In 1998, one of the fundamental assumptions in quantum mechanics, that the Hamiltonian describing a quantum system has to be Hermitian, was overturned. The existence of an entire class of Hamiltonians that are non-Hermitian yet still possess real eigenvalues was discovered. These non-Hermitian Hamiltonians describe PT-symmetric systems, which are systems that are invariant under the combined operations of parity-inversion and time-reversal. Currently, it is still under debate what implications PT-symmetry has for quantum physics. Yet in photonics, PT-symmetry can be readily realized by a proper distribution of gain and loss in the system, making photonics the ideal platform for studying the physics of PT-symmetric systems. Indeed, various effects of PT-symmetry such as non-orthogonal eigenmodes, non-reciprocal evolution of light, and diffusive coherent transport have been demonstrated on a photonic platform, and inspired applications in lasers and optical diodes. So far, these photonic experiments have been purely classical and the full impact of PT-symmetry on the evolution of light is still unclear. Quantum evolution of light in PT-symmetric systems is completely unexplored territory with lots of new physics to be unravelled. Therefore, the objective of this proposal is to for the first time experimentally investigate the evolution of quantum states in non-Hermitian systems. In particular, the project will study the quantum evolution of multiple correlated photons injected in PT-symmetric integrated photonic structures fabricated using direct laser-writing technology. The aim is to investigate how modifying the non-Hermitian Hamiltonian of the system influences photon correlations, expecting to demonstrate novel behaviour and unravel new physics. It is expected to find that quantum correlations fundamentally change: for example, correlated photons that should naturally bunch might anti-bunch, show a mixed bunching-antibunching, or even uncorrelated behaviour.
Partners: University of Vienna, University of Rostock
The age at which people have their children has increased tremendously since the 1970s in the low fertility countries. The reasons for delayed reproduction have been explored extensively, but very little attention has been given to the factors that facilitate and constrain fertility at later ages (from age 30). Yet, the desire and ability of those who did not have children in their 20s to have them later (“fertility recuperation”) is decisive for future fertility levels, and for life satisfaction among those who wish children. BIC.LATE will fill this gap by studying the biological, individual and contextual factors of later reproduction in the low-fertility countries, and possible catch-up behaviour of those who did not have a child earlier. In this new perspective, we will: 1) Measure the effect of biological limits on fertility recuperation with contemporary data for women and men, accounting for changes in Assisted Reproductive Technologies; 2) Identify the remaining individual factors of later fertility (demographic and socio-economic) among women and men, exploring factors more relevant at that ages (health, dedication to work); 3) Understand to what extent the structural and cultural context of a country (e.g. policies, economic situation, social norms) matters for fertility recuperation in a comparative perspective; 4) Estimate the link of these factors with fertility recuperation and draw cutting-edge meta-scenarios of cohort fertility. We will use data from social surveys (cross-sectional, panels) and aggregate cohort fertility data in Europe, the English-speaking oversea countries and East Asia, and data from a fertility clinic in Vienna. The research design includes survival analysis on panel data and on retrospective family history, aggregate correlations and cohort fertility projections. BIC.LATE will inform policy makers about the major contextual drivers of future fertility, using clearly articulated storylines and their associated scenarios.

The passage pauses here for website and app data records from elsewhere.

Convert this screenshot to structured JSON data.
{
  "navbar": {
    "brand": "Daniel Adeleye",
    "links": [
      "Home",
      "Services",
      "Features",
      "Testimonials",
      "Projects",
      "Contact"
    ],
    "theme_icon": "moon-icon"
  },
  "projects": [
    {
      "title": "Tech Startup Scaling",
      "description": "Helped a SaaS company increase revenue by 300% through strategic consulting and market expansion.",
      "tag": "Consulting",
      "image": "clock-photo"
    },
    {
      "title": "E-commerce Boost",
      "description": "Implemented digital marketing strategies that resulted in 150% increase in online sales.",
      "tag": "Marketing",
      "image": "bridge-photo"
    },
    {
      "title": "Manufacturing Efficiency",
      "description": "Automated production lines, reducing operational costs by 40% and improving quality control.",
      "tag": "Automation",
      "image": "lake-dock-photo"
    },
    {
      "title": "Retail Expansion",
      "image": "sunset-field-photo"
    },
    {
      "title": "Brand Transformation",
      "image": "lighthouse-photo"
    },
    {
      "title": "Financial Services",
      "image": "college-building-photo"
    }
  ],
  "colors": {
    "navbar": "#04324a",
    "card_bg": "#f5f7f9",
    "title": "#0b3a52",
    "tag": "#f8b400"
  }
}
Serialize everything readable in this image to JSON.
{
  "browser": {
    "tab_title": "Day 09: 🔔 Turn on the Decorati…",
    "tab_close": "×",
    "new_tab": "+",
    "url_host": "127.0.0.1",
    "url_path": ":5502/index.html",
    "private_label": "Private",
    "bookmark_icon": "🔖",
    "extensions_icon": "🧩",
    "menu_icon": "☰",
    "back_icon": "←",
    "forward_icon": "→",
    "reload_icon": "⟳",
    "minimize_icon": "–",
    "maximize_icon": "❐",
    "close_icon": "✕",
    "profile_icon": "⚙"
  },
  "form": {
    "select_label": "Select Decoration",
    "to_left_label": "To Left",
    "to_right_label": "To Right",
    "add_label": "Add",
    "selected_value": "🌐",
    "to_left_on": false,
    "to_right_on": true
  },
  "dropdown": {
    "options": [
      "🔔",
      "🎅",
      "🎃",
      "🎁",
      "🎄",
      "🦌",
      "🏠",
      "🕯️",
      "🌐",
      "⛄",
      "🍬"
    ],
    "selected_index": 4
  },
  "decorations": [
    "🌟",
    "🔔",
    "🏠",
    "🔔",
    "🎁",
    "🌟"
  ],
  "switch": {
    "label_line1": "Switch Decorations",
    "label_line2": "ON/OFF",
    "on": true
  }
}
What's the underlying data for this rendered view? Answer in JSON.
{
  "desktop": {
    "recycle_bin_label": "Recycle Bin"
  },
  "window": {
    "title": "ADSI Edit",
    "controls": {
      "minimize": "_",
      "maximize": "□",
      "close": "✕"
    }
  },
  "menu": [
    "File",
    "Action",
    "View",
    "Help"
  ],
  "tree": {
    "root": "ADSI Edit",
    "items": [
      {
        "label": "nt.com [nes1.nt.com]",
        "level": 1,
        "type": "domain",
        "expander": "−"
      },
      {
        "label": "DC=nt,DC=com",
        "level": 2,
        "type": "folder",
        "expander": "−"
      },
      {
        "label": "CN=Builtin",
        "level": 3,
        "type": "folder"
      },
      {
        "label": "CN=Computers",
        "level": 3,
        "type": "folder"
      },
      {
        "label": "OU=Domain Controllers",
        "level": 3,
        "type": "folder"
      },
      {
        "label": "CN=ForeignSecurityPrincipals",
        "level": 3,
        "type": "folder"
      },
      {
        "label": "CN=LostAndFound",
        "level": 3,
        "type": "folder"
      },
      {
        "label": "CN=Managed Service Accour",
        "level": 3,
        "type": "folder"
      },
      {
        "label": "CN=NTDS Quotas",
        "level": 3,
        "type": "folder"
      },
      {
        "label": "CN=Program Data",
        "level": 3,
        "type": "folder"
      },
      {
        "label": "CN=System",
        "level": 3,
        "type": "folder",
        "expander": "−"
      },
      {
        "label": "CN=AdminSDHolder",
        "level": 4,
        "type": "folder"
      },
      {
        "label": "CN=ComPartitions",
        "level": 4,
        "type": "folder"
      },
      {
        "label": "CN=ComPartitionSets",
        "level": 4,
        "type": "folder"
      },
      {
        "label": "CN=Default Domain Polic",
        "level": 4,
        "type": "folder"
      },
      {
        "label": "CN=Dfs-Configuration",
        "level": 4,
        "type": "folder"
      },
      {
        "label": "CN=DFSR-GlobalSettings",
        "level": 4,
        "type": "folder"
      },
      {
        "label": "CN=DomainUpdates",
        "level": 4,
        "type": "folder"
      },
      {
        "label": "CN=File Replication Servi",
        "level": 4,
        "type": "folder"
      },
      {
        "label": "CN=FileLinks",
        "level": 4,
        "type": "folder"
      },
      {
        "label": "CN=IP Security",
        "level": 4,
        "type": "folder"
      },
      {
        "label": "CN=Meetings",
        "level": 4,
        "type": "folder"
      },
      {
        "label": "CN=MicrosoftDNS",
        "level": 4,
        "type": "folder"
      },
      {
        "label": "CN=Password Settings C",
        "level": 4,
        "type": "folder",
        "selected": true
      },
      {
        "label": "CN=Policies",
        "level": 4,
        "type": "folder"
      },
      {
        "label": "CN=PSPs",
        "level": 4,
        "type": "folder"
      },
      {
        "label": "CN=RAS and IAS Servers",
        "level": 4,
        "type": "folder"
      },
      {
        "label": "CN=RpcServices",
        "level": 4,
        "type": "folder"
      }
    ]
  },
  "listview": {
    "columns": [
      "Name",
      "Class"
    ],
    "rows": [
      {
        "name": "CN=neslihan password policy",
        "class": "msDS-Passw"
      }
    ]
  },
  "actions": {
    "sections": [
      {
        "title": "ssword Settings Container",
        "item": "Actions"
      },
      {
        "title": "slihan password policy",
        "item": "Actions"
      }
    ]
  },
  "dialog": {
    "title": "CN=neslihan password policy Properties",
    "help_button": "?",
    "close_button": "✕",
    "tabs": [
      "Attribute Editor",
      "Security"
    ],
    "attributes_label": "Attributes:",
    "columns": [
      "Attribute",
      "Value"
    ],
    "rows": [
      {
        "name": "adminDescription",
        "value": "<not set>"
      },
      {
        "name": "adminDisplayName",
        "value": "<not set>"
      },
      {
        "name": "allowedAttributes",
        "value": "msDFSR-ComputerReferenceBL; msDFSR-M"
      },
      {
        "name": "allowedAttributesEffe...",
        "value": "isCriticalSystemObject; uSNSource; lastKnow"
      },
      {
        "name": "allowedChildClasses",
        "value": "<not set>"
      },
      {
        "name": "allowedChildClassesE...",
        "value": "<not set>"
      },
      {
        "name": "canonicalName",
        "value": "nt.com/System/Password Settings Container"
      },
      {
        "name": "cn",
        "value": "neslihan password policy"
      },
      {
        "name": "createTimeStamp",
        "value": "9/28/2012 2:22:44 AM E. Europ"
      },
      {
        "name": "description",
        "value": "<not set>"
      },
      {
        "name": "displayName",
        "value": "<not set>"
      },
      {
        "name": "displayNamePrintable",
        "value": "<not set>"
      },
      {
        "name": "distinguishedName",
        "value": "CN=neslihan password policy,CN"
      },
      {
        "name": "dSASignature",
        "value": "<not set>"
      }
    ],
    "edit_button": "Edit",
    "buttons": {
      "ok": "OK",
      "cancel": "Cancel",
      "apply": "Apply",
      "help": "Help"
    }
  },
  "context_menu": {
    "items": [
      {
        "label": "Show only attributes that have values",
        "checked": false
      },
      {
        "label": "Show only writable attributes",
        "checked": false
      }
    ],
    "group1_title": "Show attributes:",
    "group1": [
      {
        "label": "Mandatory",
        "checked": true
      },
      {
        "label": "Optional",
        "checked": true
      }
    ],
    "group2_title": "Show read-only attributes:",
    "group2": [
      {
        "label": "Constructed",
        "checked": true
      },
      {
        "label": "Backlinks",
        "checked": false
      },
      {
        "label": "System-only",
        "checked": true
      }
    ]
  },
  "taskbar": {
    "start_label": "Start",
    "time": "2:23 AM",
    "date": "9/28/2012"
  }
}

Partners: University of Rostock, University of Southampton
The aim of BAPS is to develop a ground-breaking simulation model of international migration, based on a population of intelligent, cognitive agents, their social networks and institutions, all interacting with one another. The project will transform the study of migration – one of the most uncertain population processes and a top-priority EU policy area – by offering a step change in the way it can be understood, predicted and managed. In this way, BAPS will effectively integrate behavioural and social theory with modelling. To develop micro-foundations for migration studies, model design will follow cutting-edge developments in demography, statistics, cognitive psychology and computer science. BAPS will also offer a pioneering environment for applying the findings in practice through a bespoke modelling language. Bayesian statistical principles will be used to design innovative computer experiments, and learn about modelling the simulated individuals and the way they make decisions. In BAPS, we will collate available information for migration models; build and test the simulations by applying experimental design principles to enhance our knowledge of migration processes; collect information on the underpinning decision-making mechanisms through psychological experiments; and design software for implementing Bayesian agent-based models in practice. The project will use various information sources to build models bottom-up, filling an important epistemological gap in demography. BAPS will be carried out by the Allianz European Demographer 2015, recognised as a leader in the field for methodological innovation, directing an interdisciplinary team with expertise in demography, agent-based models, statistical analysis of uncertainty, meta-cognition, and computer simulations. The project will open up exciting research possibilities beyond demography, and will generate both academic and practical impact, offering methodological advice for policy-relevant simulations.